Segment Start: Given data

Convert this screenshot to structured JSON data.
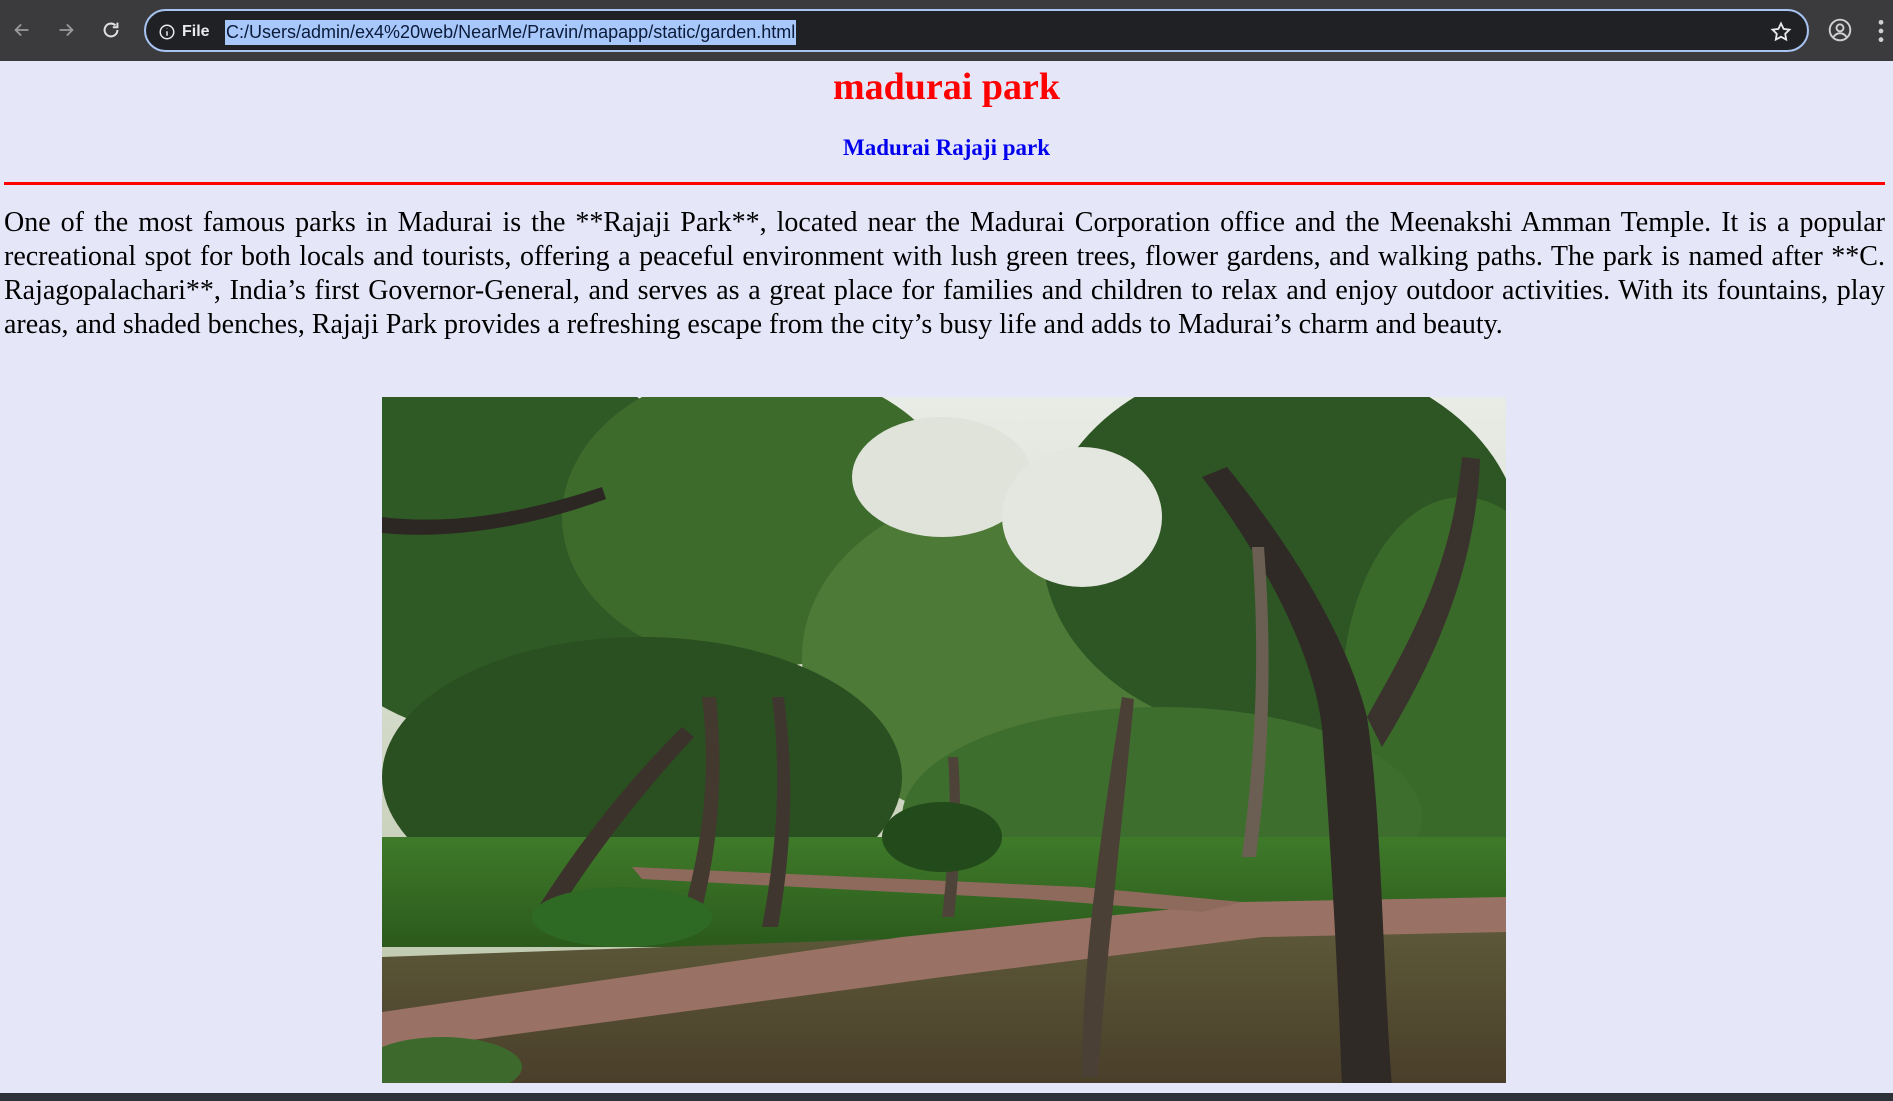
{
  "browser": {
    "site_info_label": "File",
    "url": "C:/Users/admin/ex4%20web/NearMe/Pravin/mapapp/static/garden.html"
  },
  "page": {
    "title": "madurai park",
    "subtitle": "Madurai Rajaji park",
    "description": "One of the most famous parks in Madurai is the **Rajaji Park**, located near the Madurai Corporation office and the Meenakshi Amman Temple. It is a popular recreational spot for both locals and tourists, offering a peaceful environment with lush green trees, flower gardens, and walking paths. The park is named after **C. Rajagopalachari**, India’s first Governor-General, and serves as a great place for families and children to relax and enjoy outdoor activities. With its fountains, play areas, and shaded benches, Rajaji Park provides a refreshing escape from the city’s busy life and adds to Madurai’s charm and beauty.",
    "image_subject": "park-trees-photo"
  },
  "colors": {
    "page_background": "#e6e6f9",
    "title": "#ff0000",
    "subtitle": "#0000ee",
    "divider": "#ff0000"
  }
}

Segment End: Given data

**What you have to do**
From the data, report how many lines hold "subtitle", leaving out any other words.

**Expected answer**
2